Charenée Wade on Setting Boundaries and Creating Connections
Singer, composer, arranger, and educator Charenée Wade was the latest guest of the Gathering, an ongoing series hosted by the Institute of Jazz and Gender Justice. In an interview moderated by Kris Davis, associate program director of creative development for the institute, Wade shared her professional journey and gave advice on finding the right musicians, choosing a setlist, and setting the right tone not just for a gig, but for a whole career.
With more than 15 years of industry experience and a deep passion for communicating the human experience, Wade has built her career by getting out there, showing up, and telling a great story. Whether gigging in a listening room, a bar, or a supper club, she always finds a way to engage with her audience through her energy and presence.
Forming a Band
When searching for band members that complement her vocal work, Wade seeks out musicians who can communicate with their audience through their performance. She says, "For me, the greatest players, the ones that I love to play with that I continue to call, are the ones who are listening to the story [of the music] intently and understand how to be a part of that storytelling through their instrument."
You have to bring [the audience] closer to you before you take them on [a] journey.
Developing a Setlist
When asked how she develops a setlist, Wade kept coming back to the word “energy.” A musician’s energy, the energy of the space, and the energy of the listeners are all components of creating the right setlist, and setting the stage for a story. She added, “It’s your job to get their attention and then make a decision as to what comes next, after you’re holding the room in your hand. You have to bring them closer to you before you take them on the journey.”
Being in the Trenches
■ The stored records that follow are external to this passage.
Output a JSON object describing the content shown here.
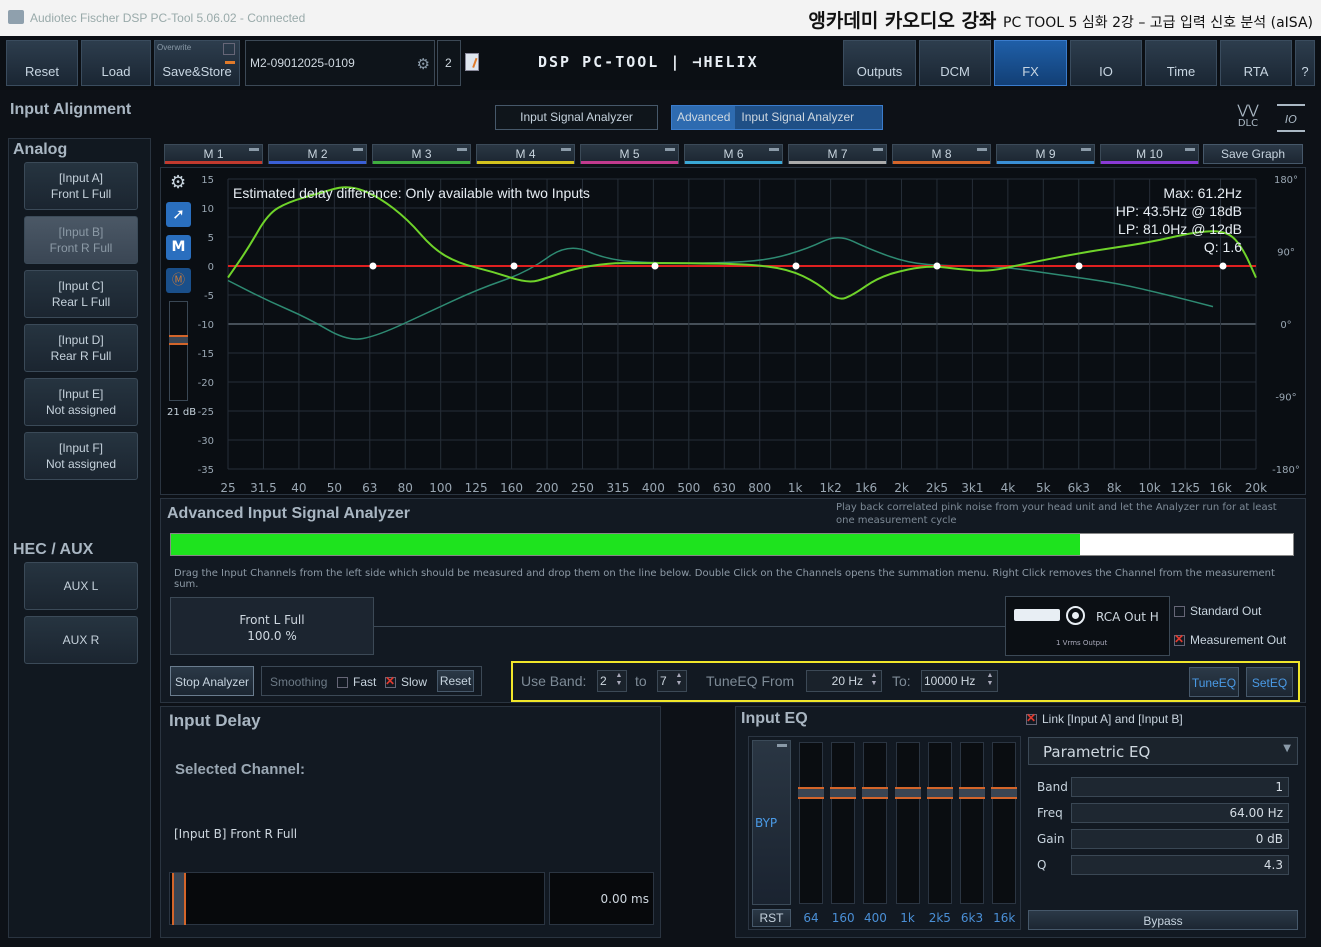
{
  "window": {
    "app_title": "Audiotec Fischer DSP PC-Tool 5.06.02 - Connected",
    "lecture_title": "앵카데미 카오디오 강좌",
    "lecture_subtitle": "PC TOOL 5 심화 2강 – 고급 입력 신호 분석 (aISA)"
  },
  "toolbar": {
    "reset": "Reset",
    "load": "Load",
    "overwrite": "Overwrite",
    "save_store": "Save&Store",
    "preset_name": "M2-09012025-0109",
    "preset_number": "2",
    "logo": "DSP PC-TOOL | ⊣HELIX",
    "outputs": "Outputs",
    "dcm": "DCM",
    "fx": "FX",
    "io": "IO",
    "time": "Time",
    "rta": "RTA",
    "help": "?"
  },
  "left": {
    "section_title": "Input Alignment",
    "analog_title": "Analog",
    "inputs": [
      {
        "line1": "[Input A]",
        "line2": "Front L Full"
      },
      {
        "line1": "[Input B]",
        "line2": "Front R Full"
      },
      {
        "line1": "[Input C]",
        "line2": "Rear L Full"
      },
      {
        "line1": "[Input D]",
        "line2": "Rear R Full"
      },
      {
        "line1": "[Input E]",
        "line2": "Not assigned"
      },
      {
        "line1": "[Input F]",
        "line2": "Not assigned"
      }
    ],
    "hec_title": "HEC / AUX",
    "aux": [
      "AUX L",
      "AUX R"
    ]
  },
  "top_tabs": {
    "isa": "Input Signal Analyzer",
    "adv_prefix": "Advanced",
    "adv": "Input Signal Analyzer",
    "dlc": "DLC",
    "io_icon": "IO"
  },
  "memory_tabs": [
    "M 1",
    "M 2",
    "M 3",
    "M 4",
    "M 5",
    "M 6",
    "M 7",
    "M 8",
    "M 9",
    "M 10"
  ],
  "memory_colors": [
    "#c23a2e",
    "#3a5fd6",
    "#3fae3f",
    "#d4c21e",
    "#c23a8e",
    "#3aa8d6",
    "#aaaaaa",
    "#d4652a",
    "#3a8fd6",
    "#8a3ad6"
  ],
  "save_graph": "Save Graph",
  "graph": {
    "delay_text": "Estimated delay difference: Only available with two Inputs",
    "info": [
      "Max: 61.2Hz",
      "HP: 43.5Hz @ 18dB",
      "LP: 81.0Hz @ 12dB",
      "Q: 1.6"
    ],
    "db_scale": "21 dB",
    "m_button": "M",
    "y_ticks": [
      "15",
      "10",
      "5",
      "0",
      "-5",
      "-10",
      "-15",
      "-20",
      "-25",
      "-30",
      "-35"
    ],
    "phase_ticks": [
      "180°",
      "90°",
      "0°",
      "-90°",
      "-180°"
    ],
    "x_ticks": [
      "25",
      "31.5",
      "40",
      "50",
      "63",
      "80",
      "100",
      "125",
      "160",
      "200",
      "250",
      "315",
      "400",
      "500",
      "630",
      "800",
      "1k",
      "1k2",
      "1k6",
      "2k",
      "2k5",
      "3k1",
      "4k",
      "5k",
      "6k3",
      "8k",
      "10k",
      "12k5",
      "16k",
      "20k"
    ],
    "colors": {
      "magnitude": "#6fd32a",
      "phase": "#2e8a72",
      "zero_line": "#e02020"
    }
  },
  "analyzer": {
    "title": "Advanced Input Signal Analyzer",
    "hint": "Play back correlated pink noise from your head unit and let the Analyzer run for at least one measurement cycle",
    "progress": 0.81,
    "instructions": "Drag the Input Channels from the left side which should be measured and drop them on the line below. Double Click on the Channels opens the summation menu. Right Click removes the Channel from the measurement sum.",
    "channel_name": "Front L Full",
    "channel_pct": "100.0 %",
    "rca_label": "RCA Out H",
    "rca_sub": "1 Vrms Output",
    "standard_out": "Standard Out",
    "measurement_out": "Measurement Out",
    "stop": "Stop Analyzer",
    "smoothing": "Smoothing",
    "fast": "Fast",
    "slow": "Slow",
    "reset": "Reset",
    "use_band": "Use Band:",
    "band_from": "2",
    "to": "to",
    "band_to": "7",
    "tuneeq_from": "TuneEQ From",
    "from_hz": "20 Hz",
    "to_label": "To:",
    "to_hz": "10000 Hz",
    "tuneeq": "TuneEQ",
    "seteq": "SetEQ"
  },
  "delay": {
    "title": "Input Delay",
    "selected": "Selected Channel:",
    "channel": "[Input B] Front R Full",
    "value": "0.00 ms"
  },
  "eq": {
    "title": "Input EQ",
    "link": "Link [Input A] and [Input B]",
    "byp": "BYP",
    "rst": "RST",
    "bands": [
      "64",
      "160",
      "400",
      "1k",
      "2k5",
      "6k3",
      "16k"
    ],
    "type": "Parametric EQ",
    "band_label": "Band",
    "band": "1",
    "freq_label": "Freq",
    "freq": "64.00 Hz",
    "gain_label": "Gain",
    "gain": "0 dB",
    "q_label": "Q",
    "q": "4.3",
    "bypass": "Bypass"
  }
}
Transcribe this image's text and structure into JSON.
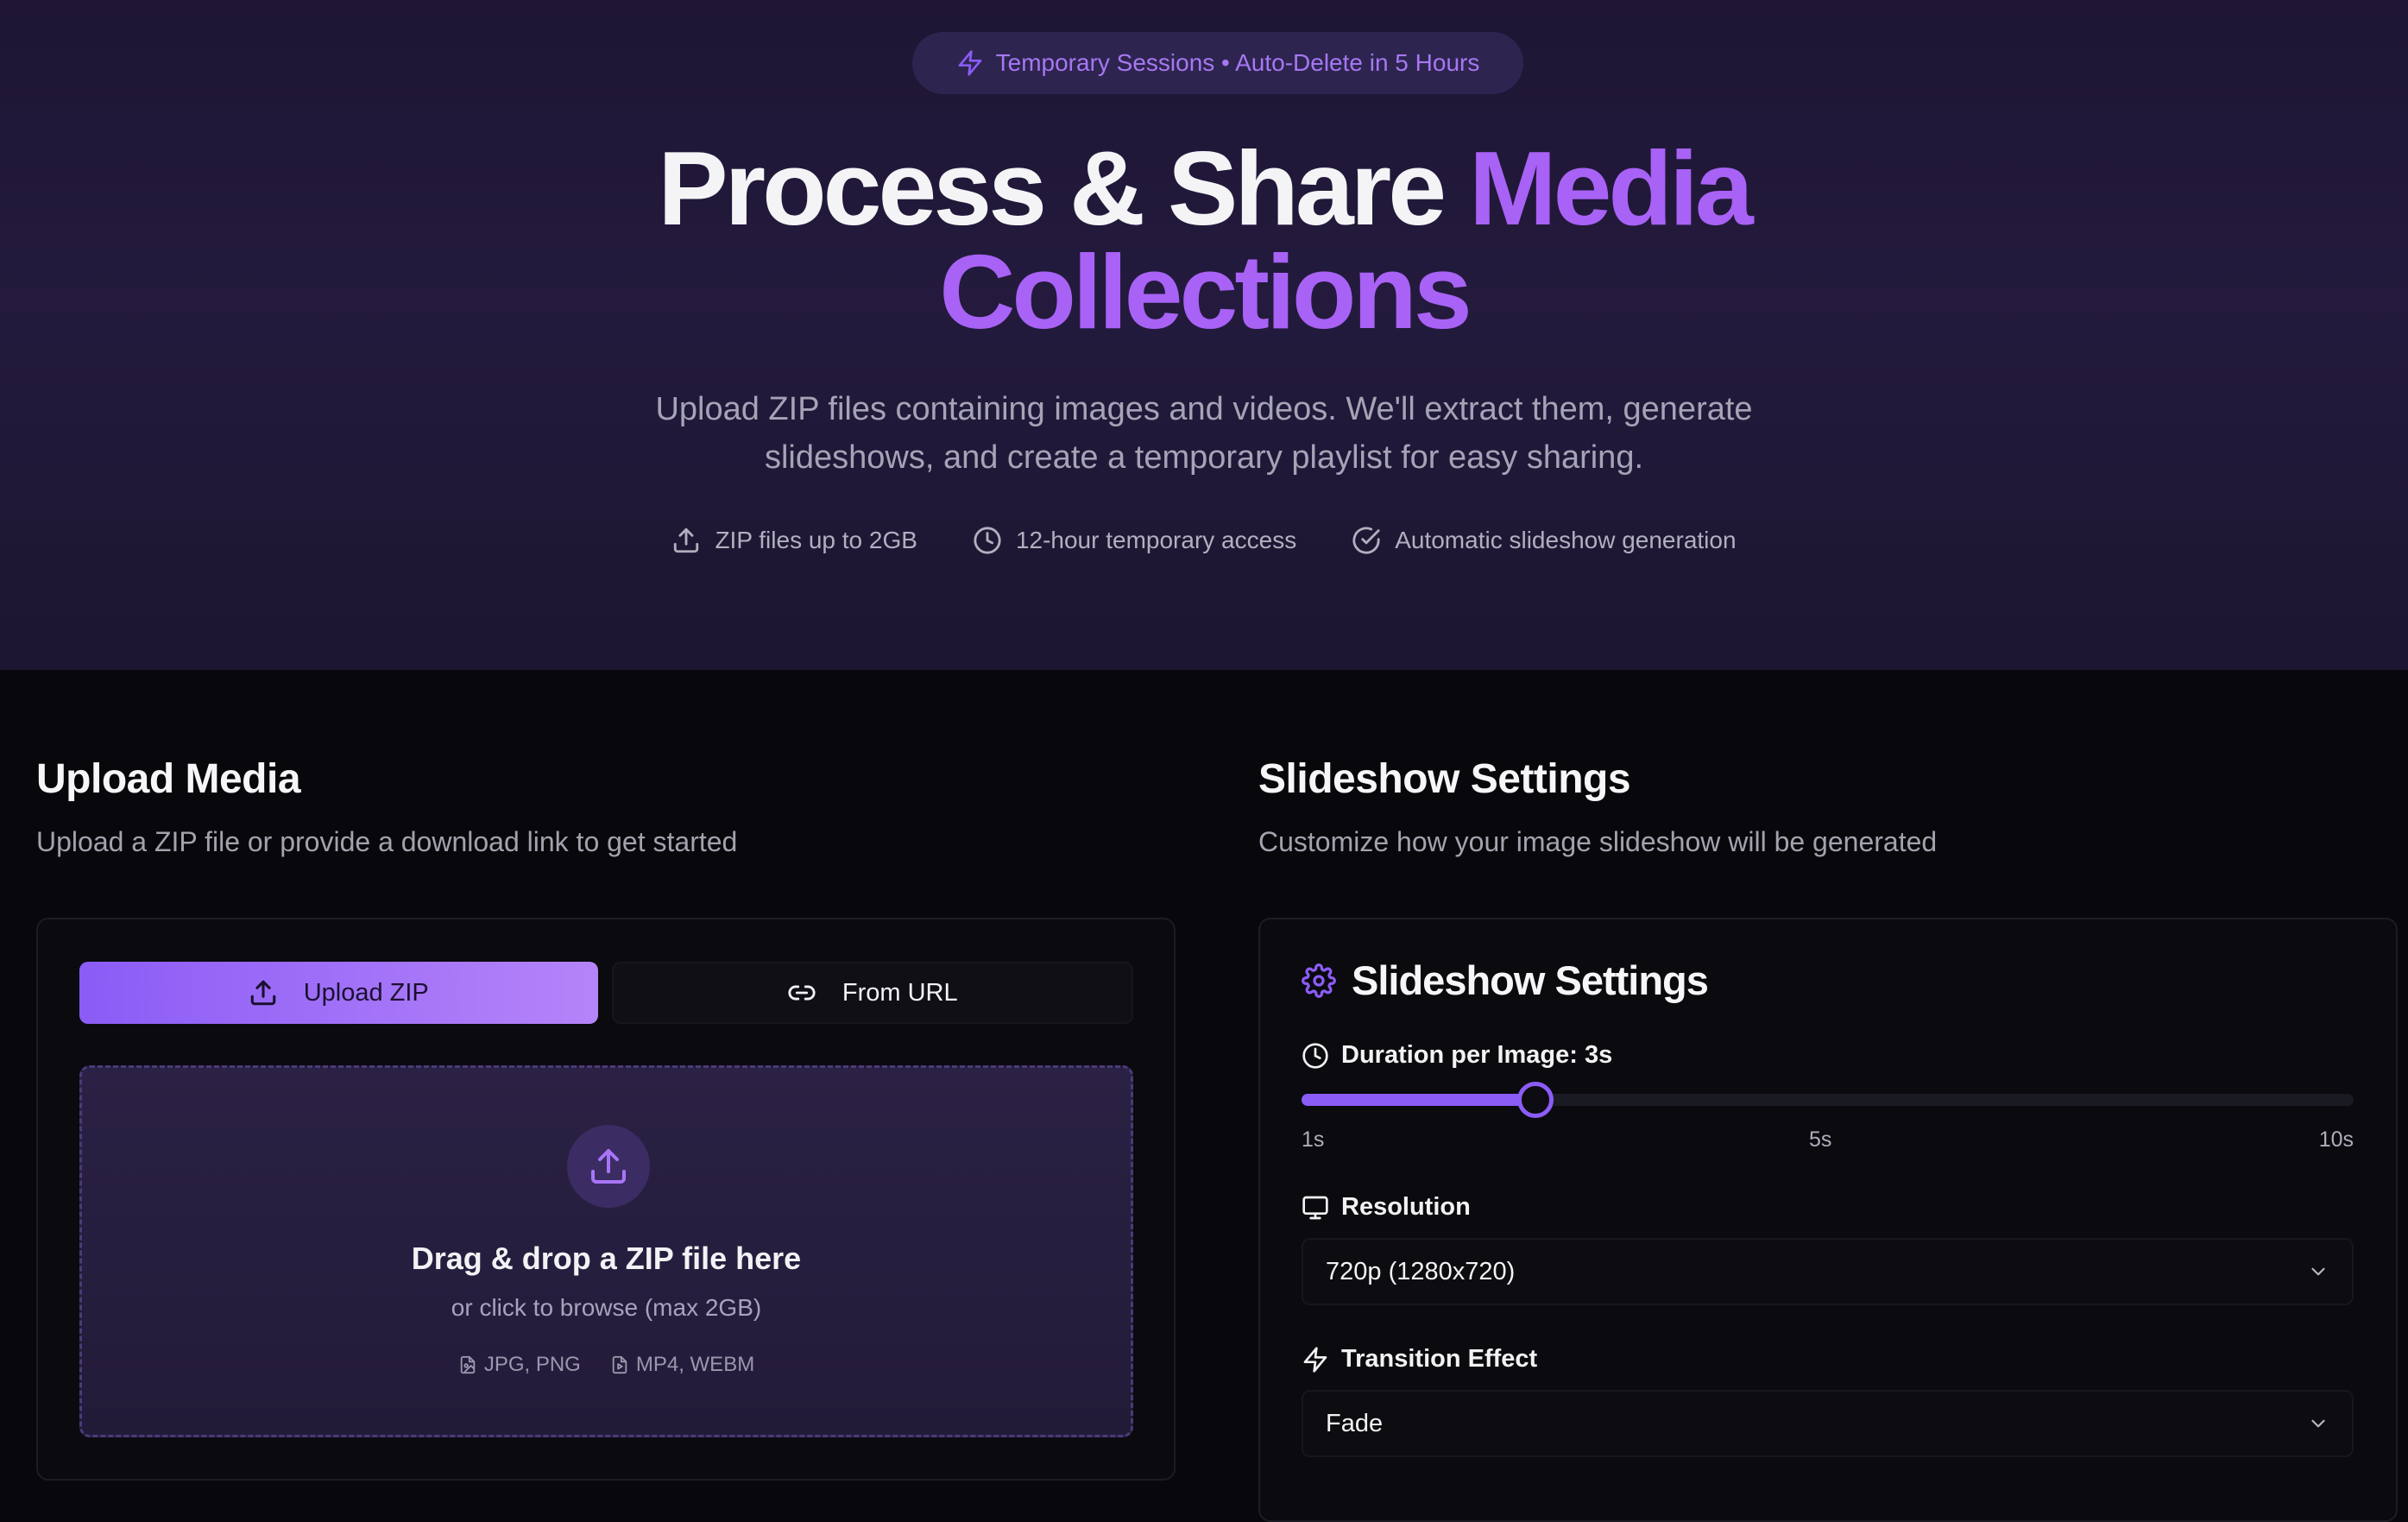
{
  "hero": {
    "badge": "Temporary Sessions • Auto-Delete in 5 Hours",
    "title_white": "Process & Share ",
    "title_purple_1": "Media",
    "title_purple_2": "Collections",
    "subtitle": "Upload ZIP files containing images and videos. We'll extract them, generate slideshows, and create a temporary playlist for easy sharing.",
    "features": [
      {
        "icon": "upload-icon",
        "label": "ZIP files up to 2GB"
      },
      {
        "icon": "clock-icon",
        "label": "12-hour temporary access"
      },
      {
        "icon": "check-circle-icon",
        "label": "Automatic slideshow generation"
      }
    ]
  },
  "upload": {
    "title": "Upload Media",
    "subtitle": "Upload a ZIP file or provide a download link to get started",
    "tabs": [
      {
        "icon": "upload-icon",
        "label": "Upload ZIP",
        "active": true
      },
      {
        "icon": "link-icon",
        "label": "From URL",
        "active": false
      }
    ],
    "dropzone": {
      "title": "Drag & drop a ZIP file here",
      "subtitle": "or click to browse (max 2GB)",
      "formats": [
        {
          "icon": "image-file-icon",
          "label": "JPG, PNG"
        },
        {
          "icon": "video-file-icon",
          "label": "MP4, WEBM"
        }
      ]
    }
  },
  "settings": {
    "title": "Slideshow Settings",
    "subtitle": "Customize how your image slideshow will be generated",
    "card_title": "Slideshow Settings",
    "duration": {
      "label": "Duration per Image: 3s",
      "min": 1,
      "max": 10,
      "value": 3,
      "ticks": [
        "1s",
        "5s",
        "10s"
      ]
    },
    "resolution": {
      "label": "Resolution",
      "value": "720p (1280x720)"
    },
    "transition": {
      "label": "Transition Effect",
      "value": "Fade"
    }
  },
  "colors": {
    "accent": "#8b5cf6",
    "accent_light": "#a862f5",
    "hero_bg": "#221a3b",
    "page_bg": "#08080c"
  }
}
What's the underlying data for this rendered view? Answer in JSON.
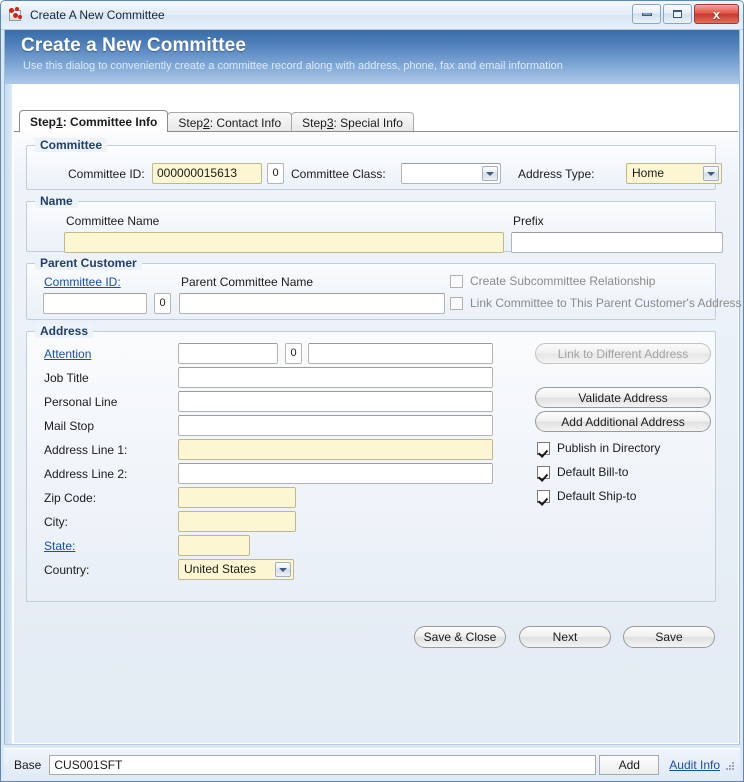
{
  "window": {
    "title": "Create A New Committee",
    "icon": "app-icon",
    "minimize_label": "",
    "maximize_label": "",
    "close_label": "x"
  },
  "banner": {
    "heading": "Create a New Committee",
    "subheading": "Use this dialog to conveniently create a committee record along with address, phone, fax and email information",
    "color_start": "#3a6ca8",
    "color_end": "#afc9e8"
  },
  "tabs": [
    {
      "pre": "Step ",
      "accel": "1",
      "post": ": Committee Info",
      "active": true
    },
    {
      "pre": "Step ",
      "accel": "2",
      "post": ": Contact Info",
      "active": false
    },
    {
      "pre": "Step ",
      "accel": "3",
      "post": ": Special Info",
      "active": false
    }
  ],
  "committee_group": {
    "legend": "Committee",
    "committee_id_label": "Committee ID:",
    "committee_id_value": "000000015613",
    "committee_id_seq": "0",
    "committee_class_label": "Committee Class:",
    "committee_class_value": "",
    "address_type_label": "Address Type:",
    "address_type_value": "Home"
  },
  "name_group": {
    "legend": "Name",
    "committee_name_label": "Committee Name",
    "committee_name_value": "",
    "prefix_label": "Prefix",
    "prefix_value": ""
  },
  "parent_group": {
    "legend": "Parent Customer",
    "committee_id_label": "Committee ID:",
    "committee_id_value": "",
    "committee_id_seq": "0",
    "parent_name_label": "Parent Committee Name",
    "parent_name_value": "",
    "create_subcommittee_label": "Create Subcommittee Relationship",
    "link_parent_address_label": "Link Committee to This Parent Customer's Address"
  },
  "address_group": {
    "legend": "Address",
    "attention_label": "Attention",
    "attention_value": "",
    "attention_seq": "0",
    "attention_value2": "",
    "job_title_label": "Job Title",
    "job_title_value": "",
    "personal_line_label": "Personal Line",
    "personal_line_value": "",
    "mail_stop_label": "Mail Stop",
    "mail_stop_value": "",
    "address_line1_label": "Address Line 1:",
    "address_line1_value": "",
    "address_line2_label": "Address Line 2:",
    "address_line2_value": "",
    "zip_label": "Zip Code:",
    "zip_value": "",
    "city_label": "City:",
    "city_value": "",
    "state_label": "State:",
    "state_value": "",
    "country_label": "Country:",
    "country_value": "United States",
    "link_different_address_button": "Link to Different Address",
    "validate_address_button": "Validate Address",
    "add_additional_address_button": "Add Additional Address",
    "publish_directory_label": "Publish in Directory",
    "default_billto_label": "Default Bill-to",
    "default_shipto_label": "Default Ship-to"
  },
  "footer": {
    "save_close_button": "Save & Close",
    "next_button": "Next",
    "save_button": "Save"
  },
  "statusbar": {
    "base_label": "Base",
    "base_value": "CUS001SFT",
    "add_button": "Add",
    "audit_link": "Audit Info"
  }
}
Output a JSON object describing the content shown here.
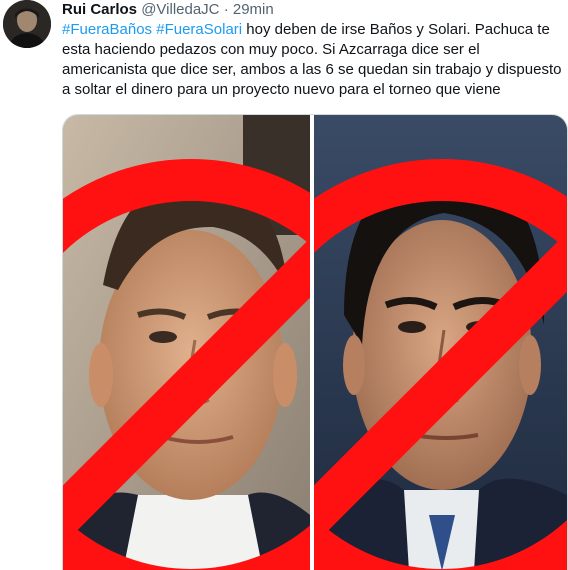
{
  "tweet": {
    "author_name": "Rui Carlos",
    "handle": "@VilledaJC",
    "separator": "·",
    "time": "29min",
    "hashtags": [
      "#FueraBaños",
      "#FueraSolari"
    ],
    "text": "hoy deben de irse Baños y Solari. Pachuca te esta haciendo pedazos con muy poco. Si Azcarraga dice ser el americanista que dice ser, ambos a las 6 se quedan sin trabajo y dispuesto a soltar el dinero para un proyecto nuevo para el torneo que viene"
  },
  "media": {
    "photos": [
      {
        "subject": "man with short receding hair, crossed out",
        "icon": "prohibition-sign"
      },
      {
        "subject": "man with dark slicked hair, crossed out",
        "icon": "prohibition-sign"
      }
    ],
    "prohibition_color": "#ff1111"
  },
  "colors": {
    "link": "#1d9bf0",
    "text": "#0f1419",
    "secondary": "#536471"
  }
}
Wade knows what it’s like to perform day in and out, always reaching for the next gig and deciding what fee to charge (or accept). She recalled a conversation with trumpeter Cecil Bridgewater, who would always say, “There are three reasons to take a gig, and two out of three ain’t bad,” and she paraphrased those reasons as: It adds to your musical development and brings you joy; it helps you build your network or audience; and/or, "the money is just too good to pass up!"
After hearing a question about what to do when facing disrespect or harassment, Wade answered, “What would you tell your 20-year-old self?” Nods of approval and understanding spread throughout the room. After reflection, she added, “Be willing to be more unapologetic—especially when someone is being disrespectful or crossing a boundary with you.” She sounded a note of hope in saying that, while musicians might have to keep establishing boundaries throughout a long career, asking for what you need does get easier.